SoftBank Group Corp. is considering seeking a valuation of about $90 billion for its domestic wireless business in a planned initial public offering, according to people familiar with the matter.
SoftBank is speaking to advisers about selling a third — or about $30 billion — of the business in the IPO, the people said, asking not to be named as the talks aren’t public. Discussions are preliminary and the final valuation will depend on investors’ feedback, they said.
A representative for SoftBank declined to comment.
A $30 billion-IPO would make SoftBank Mobile the largest listing ever. Alibaba Group Holding Ltd. made its market debut in 2014 with a $25 billion offering, the biggest so far. SoftBank is seeking a higher price-to-earnings premium for its wireless business than its closest publicly traded peers, NTT Docomo Inc. and KDDI Corp., the people said. Shareholders believe the cash-rich company’s guaranteed dividend yield as well as its technology partnerships and the benefits of being linked to the parent firm, may help achieve that higher valuation, they said.
NTT Docomo ended Monday with a market value of almost $100 billion, while KDDI was at about $70 billion.
The SoftBank unit could be listed as early as the fourth quarter, the people said. Other companies coming to market this year with high expectations on valuations have found investors don’t always agree with them. Chinese smartphone maker Xiaomi Corp. currently has a market value of almost $50 billion following its debut in July, or just half of the figure touted when it began the process in 2017.
SoftBank founder Masayoshi Son said in his investor presentation Monday that he’s working toward a listing on the Tokyo Stock Exchange. The division’s free cash flow more than doubled to 154 billion yen ($1.4 billion) in the three months ended June.
The internet has been at the heart of Son’s vision of the future for years. During the advent of mobile internet via the smartphone, the billionaire got exclusive rights to sell the iPhone in Japan.

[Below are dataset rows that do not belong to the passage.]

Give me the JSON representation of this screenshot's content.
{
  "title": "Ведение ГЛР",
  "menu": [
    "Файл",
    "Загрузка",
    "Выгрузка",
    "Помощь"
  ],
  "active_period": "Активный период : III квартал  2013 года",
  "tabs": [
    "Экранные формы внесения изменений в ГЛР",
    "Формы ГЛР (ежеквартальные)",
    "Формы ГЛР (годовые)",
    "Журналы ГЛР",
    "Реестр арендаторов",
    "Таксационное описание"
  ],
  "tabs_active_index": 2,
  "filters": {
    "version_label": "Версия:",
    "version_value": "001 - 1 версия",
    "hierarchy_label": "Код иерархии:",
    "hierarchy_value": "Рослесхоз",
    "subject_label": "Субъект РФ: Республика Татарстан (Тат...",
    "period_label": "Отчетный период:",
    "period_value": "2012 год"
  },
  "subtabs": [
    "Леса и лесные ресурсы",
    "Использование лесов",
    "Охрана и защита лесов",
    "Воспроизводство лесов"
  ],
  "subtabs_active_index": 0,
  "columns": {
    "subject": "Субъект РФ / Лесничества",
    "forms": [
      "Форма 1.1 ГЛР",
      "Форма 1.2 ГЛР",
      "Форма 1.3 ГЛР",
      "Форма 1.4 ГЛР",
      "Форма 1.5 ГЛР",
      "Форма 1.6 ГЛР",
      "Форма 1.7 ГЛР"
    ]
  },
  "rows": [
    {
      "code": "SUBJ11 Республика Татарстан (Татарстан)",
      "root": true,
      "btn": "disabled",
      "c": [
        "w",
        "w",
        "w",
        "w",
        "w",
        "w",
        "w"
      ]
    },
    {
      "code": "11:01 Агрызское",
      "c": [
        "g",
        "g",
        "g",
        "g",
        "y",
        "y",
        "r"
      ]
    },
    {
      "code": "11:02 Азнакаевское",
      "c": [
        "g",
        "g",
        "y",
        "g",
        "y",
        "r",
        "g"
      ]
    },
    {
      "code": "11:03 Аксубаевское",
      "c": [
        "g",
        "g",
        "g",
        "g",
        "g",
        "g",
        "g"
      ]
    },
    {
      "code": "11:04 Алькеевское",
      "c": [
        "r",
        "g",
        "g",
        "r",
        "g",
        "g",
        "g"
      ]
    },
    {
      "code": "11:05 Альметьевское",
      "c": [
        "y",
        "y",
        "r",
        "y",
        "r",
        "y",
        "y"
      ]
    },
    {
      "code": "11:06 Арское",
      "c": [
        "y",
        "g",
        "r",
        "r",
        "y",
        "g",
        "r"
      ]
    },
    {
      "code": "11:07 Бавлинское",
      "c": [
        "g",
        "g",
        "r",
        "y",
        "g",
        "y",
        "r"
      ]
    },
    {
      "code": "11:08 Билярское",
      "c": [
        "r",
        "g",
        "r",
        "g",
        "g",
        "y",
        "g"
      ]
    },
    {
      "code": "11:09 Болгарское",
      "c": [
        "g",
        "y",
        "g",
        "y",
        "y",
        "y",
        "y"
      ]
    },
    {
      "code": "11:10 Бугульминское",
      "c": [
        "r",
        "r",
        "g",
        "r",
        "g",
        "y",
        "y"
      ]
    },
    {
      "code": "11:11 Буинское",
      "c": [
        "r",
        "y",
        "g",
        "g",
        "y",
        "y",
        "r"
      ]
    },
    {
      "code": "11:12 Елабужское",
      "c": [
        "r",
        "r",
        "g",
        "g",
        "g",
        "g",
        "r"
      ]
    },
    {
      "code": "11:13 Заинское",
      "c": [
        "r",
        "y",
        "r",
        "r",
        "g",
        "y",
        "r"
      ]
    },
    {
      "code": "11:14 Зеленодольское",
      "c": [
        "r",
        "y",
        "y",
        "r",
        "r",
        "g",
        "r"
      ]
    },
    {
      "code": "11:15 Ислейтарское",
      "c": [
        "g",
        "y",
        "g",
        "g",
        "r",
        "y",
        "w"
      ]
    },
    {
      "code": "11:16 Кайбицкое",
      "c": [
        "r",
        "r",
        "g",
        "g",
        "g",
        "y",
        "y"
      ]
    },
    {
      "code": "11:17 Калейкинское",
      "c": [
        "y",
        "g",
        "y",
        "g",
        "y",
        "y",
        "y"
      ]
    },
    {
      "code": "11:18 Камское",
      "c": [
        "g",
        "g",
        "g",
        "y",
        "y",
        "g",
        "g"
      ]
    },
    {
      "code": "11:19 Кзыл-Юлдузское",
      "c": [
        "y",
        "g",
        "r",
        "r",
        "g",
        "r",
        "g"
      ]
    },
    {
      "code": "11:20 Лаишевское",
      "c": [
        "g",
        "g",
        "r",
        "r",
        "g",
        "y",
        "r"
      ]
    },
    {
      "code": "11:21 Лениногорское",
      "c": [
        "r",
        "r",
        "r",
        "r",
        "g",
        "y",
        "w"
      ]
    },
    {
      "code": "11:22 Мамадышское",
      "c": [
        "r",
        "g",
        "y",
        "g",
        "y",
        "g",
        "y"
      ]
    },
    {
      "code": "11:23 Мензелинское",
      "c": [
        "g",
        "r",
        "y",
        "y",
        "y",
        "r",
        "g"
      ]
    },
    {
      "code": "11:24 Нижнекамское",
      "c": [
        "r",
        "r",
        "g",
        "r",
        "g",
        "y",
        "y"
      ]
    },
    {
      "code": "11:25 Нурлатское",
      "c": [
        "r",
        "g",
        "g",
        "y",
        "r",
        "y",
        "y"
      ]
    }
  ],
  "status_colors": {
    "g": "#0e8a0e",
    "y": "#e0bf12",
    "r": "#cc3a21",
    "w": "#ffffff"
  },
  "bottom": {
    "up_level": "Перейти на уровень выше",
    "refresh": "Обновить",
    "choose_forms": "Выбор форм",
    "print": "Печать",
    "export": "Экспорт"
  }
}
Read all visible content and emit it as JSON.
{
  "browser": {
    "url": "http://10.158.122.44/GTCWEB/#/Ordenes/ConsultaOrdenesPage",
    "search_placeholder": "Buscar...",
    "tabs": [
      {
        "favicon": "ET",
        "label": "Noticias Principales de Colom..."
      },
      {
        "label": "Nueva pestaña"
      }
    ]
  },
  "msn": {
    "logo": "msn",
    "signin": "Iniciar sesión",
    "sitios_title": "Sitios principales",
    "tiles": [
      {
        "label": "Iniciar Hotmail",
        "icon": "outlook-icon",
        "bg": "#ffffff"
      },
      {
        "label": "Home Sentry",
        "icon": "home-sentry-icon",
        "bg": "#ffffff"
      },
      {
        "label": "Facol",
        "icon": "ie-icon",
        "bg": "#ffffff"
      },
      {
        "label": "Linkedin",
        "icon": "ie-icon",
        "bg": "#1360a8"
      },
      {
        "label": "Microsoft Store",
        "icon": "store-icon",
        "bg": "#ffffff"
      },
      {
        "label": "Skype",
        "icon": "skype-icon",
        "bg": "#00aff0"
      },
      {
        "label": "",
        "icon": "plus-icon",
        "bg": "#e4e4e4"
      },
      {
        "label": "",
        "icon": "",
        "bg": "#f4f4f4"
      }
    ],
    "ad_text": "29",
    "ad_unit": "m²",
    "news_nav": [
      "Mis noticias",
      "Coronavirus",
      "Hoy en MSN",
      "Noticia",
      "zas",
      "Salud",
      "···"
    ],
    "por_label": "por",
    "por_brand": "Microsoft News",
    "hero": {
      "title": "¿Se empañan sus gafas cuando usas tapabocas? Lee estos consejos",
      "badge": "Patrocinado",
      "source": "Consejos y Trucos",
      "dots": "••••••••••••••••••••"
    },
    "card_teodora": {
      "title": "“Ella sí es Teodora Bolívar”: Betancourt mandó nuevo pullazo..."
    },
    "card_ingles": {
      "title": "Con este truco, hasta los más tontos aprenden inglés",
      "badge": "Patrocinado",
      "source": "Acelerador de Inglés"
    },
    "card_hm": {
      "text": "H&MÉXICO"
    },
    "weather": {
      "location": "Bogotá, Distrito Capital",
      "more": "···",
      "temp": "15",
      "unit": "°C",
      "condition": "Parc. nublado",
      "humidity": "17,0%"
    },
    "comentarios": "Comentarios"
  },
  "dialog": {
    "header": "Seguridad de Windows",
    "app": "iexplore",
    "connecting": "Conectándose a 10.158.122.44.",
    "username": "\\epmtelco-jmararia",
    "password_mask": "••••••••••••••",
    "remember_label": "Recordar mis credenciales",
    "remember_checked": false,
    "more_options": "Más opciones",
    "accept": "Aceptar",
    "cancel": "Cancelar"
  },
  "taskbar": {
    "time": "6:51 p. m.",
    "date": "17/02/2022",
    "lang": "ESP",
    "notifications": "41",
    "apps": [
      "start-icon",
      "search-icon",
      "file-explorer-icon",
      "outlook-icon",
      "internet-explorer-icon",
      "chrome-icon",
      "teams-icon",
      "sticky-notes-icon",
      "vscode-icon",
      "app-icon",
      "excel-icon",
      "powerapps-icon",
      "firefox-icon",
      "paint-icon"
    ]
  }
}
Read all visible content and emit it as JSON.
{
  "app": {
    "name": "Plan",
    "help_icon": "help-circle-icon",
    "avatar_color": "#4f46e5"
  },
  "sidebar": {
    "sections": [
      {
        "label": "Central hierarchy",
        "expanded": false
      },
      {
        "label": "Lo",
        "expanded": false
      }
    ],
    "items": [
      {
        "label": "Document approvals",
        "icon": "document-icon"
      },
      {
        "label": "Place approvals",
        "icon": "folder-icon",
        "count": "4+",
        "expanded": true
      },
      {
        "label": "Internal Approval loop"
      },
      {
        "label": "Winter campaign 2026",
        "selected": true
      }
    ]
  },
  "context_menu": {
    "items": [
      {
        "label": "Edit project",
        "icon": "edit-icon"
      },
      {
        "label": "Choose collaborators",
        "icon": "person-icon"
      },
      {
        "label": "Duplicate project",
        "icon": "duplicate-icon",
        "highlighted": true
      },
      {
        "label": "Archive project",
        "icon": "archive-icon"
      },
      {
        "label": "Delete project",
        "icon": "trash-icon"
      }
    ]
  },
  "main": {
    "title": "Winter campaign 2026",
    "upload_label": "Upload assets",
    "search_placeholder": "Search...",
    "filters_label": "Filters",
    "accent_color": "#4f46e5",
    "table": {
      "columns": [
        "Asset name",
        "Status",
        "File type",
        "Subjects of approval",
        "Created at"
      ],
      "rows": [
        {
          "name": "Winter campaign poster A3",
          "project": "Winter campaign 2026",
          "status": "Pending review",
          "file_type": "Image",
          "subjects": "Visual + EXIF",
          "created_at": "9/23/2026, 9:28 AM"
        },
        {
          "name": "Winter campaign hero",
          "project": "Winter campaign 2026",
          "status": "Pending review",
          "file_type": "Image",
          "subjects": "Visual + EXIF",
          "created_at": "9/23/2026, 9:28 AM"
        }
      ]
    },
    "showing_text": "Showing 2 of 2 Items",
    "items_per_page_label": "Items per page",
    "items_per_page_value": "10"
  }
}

But recently, Son has begun turning SoftBank into a giant investment portfolio — with money injected into industries ranging from ride-hailing to co-working spaces — while looking to offload mobile assets. In April, SoftBank agreed to sell a controlling stake in Sprint Corp. — its U.S. telecommunications business — to T-Mobile US Inc.